It was again a full house at our second public dialogue on Tuesday night. Debate was robust with vigorous participation from the floor. Below is the summary of what was presented by Christopher Pereira, a member of SingFirst:
Greed shoots sky-high
Singapore’s ministerial salaries are not just the highest in the world, but are many times more than those in other countries, including advanced developed market economies.
The PAP claims that these high salaries are necessary to prevent corruption and to attract talent to provide a competent government. After two decades of super high ministerial salaries, have these two alleged objectives been achieved?
Although Singapore’s ministers are the highest paid in the world many times over, Singapore is not perceived to be the least corrupt. Six countries which paid their prime ministers or presidents 5 to 13 times less than Singapore, are seen as less corrupt than Singapore. Lower salaries (US$133,000-328,000 versus US$1,700,000) have not made them more corrupt. In fact, Singapore’s PM is paid 8 times more than the least corrupt country in the world. Hence high salaries are not necessary to prevent corruption.
Have high salaries resulted in a talented and competent government? Here are the facts
From these few examples, it is obvious that high salaries have attracted the wrong kind of talent who have not delivered on their promise of competent service.
How PAP greed shows through
It is time that we have a new salary formula that is rooted in a deep sense of public service rather than an entitlement of high living based on personal greed. Greed shows through when PAP benchmarks
their salaries to the top 1000 earners! That’s the elite band of income.
The new formula must reflect the spirit of public service that the common man can relate to and believe in on the basis of what he earns. He must trust that political office holders are in it not for huge personal monetary gain but for genuine public service.

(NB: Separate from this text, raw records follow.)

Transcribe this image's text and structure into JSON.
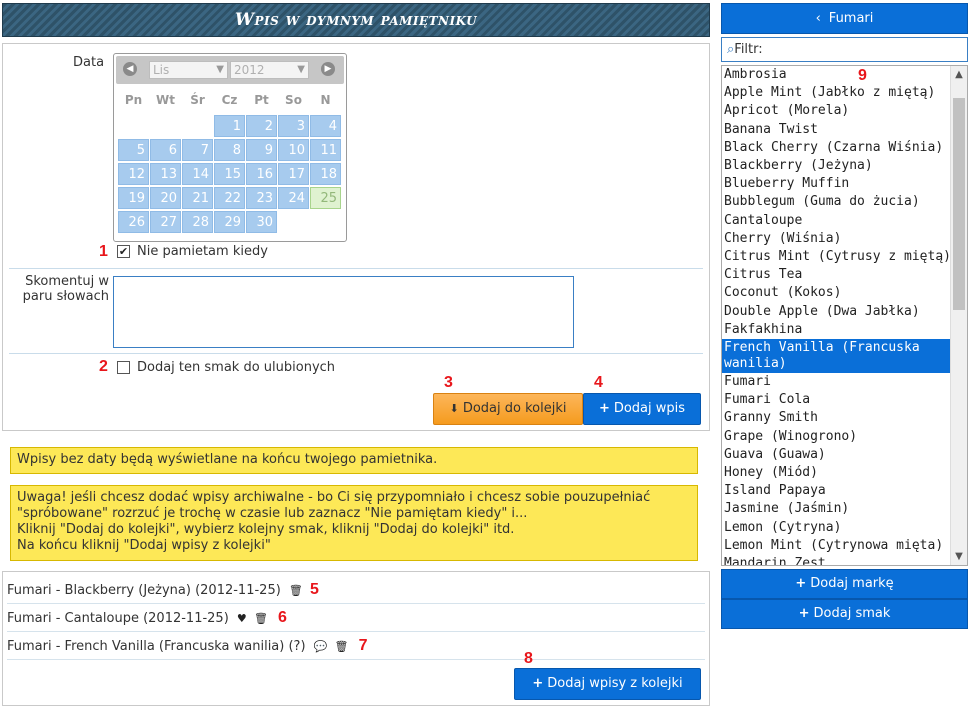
{
  "header": {
    "title": "Wpis w dymnym pamiętniku"
  },
  "form": {
    "date_label": "Data",
    "calendar": {
      "month": "Lis",
      "year": "2012",
      "weekdays": [
        "Pn",
        "Wt",
        "Śr",
        "Cz",
        "Pt",
        "So",
        "N"
      ],
      "days": [
        "",
        "",
        "",
        "1",
        "2",
        "3",
        "4",
        "5",
        "6",
        "7",
        "8",
        "9",
        "10",
        "11",
        "12",
        "13",
        "14",
        "15",
        "16",
        "17",
        "18",
        "19",
        "20",
        "21",
        "22",
        "23",
        "24",
        "25",
        "26",
        "27",
        "28",
        "29",
        "30"
      ],
      "today": "25"
    },
    "nie_pamietam": {
      "number": "1",
      "label": "Nie pamietam kiedy",
      "checked": true
    },
    "comment_label_1": "Skomentuj w",
    "comment_label_2": "paru słowach",
    "comment_value": "",
    "favorite": {
      "number": "2",
      "label": "Dodaj ten smak do ulubionych",
      "checked": false
    },
    "queue_button": {
      "number": "3",
      "label": "Dodaj do kolejki"
    },
    "add_button": {
      "number": "4",
      "label": "Dodaj wpis"
    }
  },
  "notices": {
    "first": "Wpisy bez daty będą wyświetlane na końcu twojego pamietnika.",
    "second": [
      "Uwaga! jeśli chcesz dodać wpisy archiwalne - bo Ci się przypomniało i chcesz sobie pouzupełniać",
      "\"spróbowane\" rozrzuć je trochę w czasie lub zaznacz \"Nie pamiętam kiedy\" i...",
      "Kliknij \"Dodaj do kolejki\", wybierz kolejny smak, kliknij \"Dodaj do kolejki\" itd.",
      "Na końcu kliknij \"Dodaj wpisy z kolejki\""
    ]
  },
  "queue": {
    "items": [
      {
        "text": "Fumari - Blackberry (Jeżyna) (2012-11-25)",
        "number": "5"
      },
      {
        "text": "Fumari - Cantaloupe (2012-11-25)",
        "number": "6"
      },
      {
        "text": "Fumari - French Vanilla (Francuska wanilia) (?)",
        "number": "7"
      }
    ],
    "add_all": {
      "number": "8",
      "label": "Dodaj wpisy z kolejki"
    }
  },
  "sidebar": {
    "brand": "Fumari",
    "filter_label": "Filtr:",
    "list_number": "9",
    "flavors": [
      "Ambrosia",
      "Apple Mint (Jabłko z miętą)",
      "Apricot (Morela)",
      "Banana Twist",
      "Black Cherry (Czarna Wiśnia)",
      "Blackberry (Jeżyna)",
      "Blueberry Muffin",
      "Bubblegum (Guma do żucia)",
      "Cantaloupe",
      "Cherry (Wiśnia)",
      "Citrus Mint (Cytrusy z miętą)",
      "Citrus Tea",
      "Coconut (Kokos)",
      "Double Apple (Dwa Jabłka)",
      "Fakfakhina",
      "French Vanilla (Francuska wanilia)",
      "Fumari",
      "Fumari Cola",
      "Granny Smith",
      "Grape (Winogrono)",
      "Guava (Guawa)",
      "Honey (Miód)",
      "Island Papaya",
      "Jasmine (Jaśmin)",
      "Lemon (Cytryna)",
      "Lemon Mint (Cytrynowa mięta)",
      "Mandarin Zest"
    ],
    "selected": "French Vanilla (Francuska wanilia)",
    "add_brand": "Dodaj markę",
    "add_flavor": "Dodaj smak"
  }
}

So, our proposed formula will not be benchmarked to the top 1,000 earners but to the median income of the working population. In 2014, the median gross monthly income (i.e. the income below which half the workers earn) was $3,770.
We propose to apply a multiple of this median salary to arrive at the salaries of public officials. We suggest a multiple of 3 for the salary of a member of Parliament, hence $3,770 x 3 –> $11,310 x 13 months =$147,030 per annum; deputy ministers to be paid 2 times the salary of an MP i.e. $147,030 x 2 =$294,060; the prime minister to get 3 times an MP’s salary i.e. $147,030 x 3 = $ 441,090.
The charts below shows what our proposed new salaries will look like compared to other world leaders.
Here’s the choice – PAP today or toward a fairer approach of Singaporeans First tomorrow
Here are some snap shots of the dialogue session: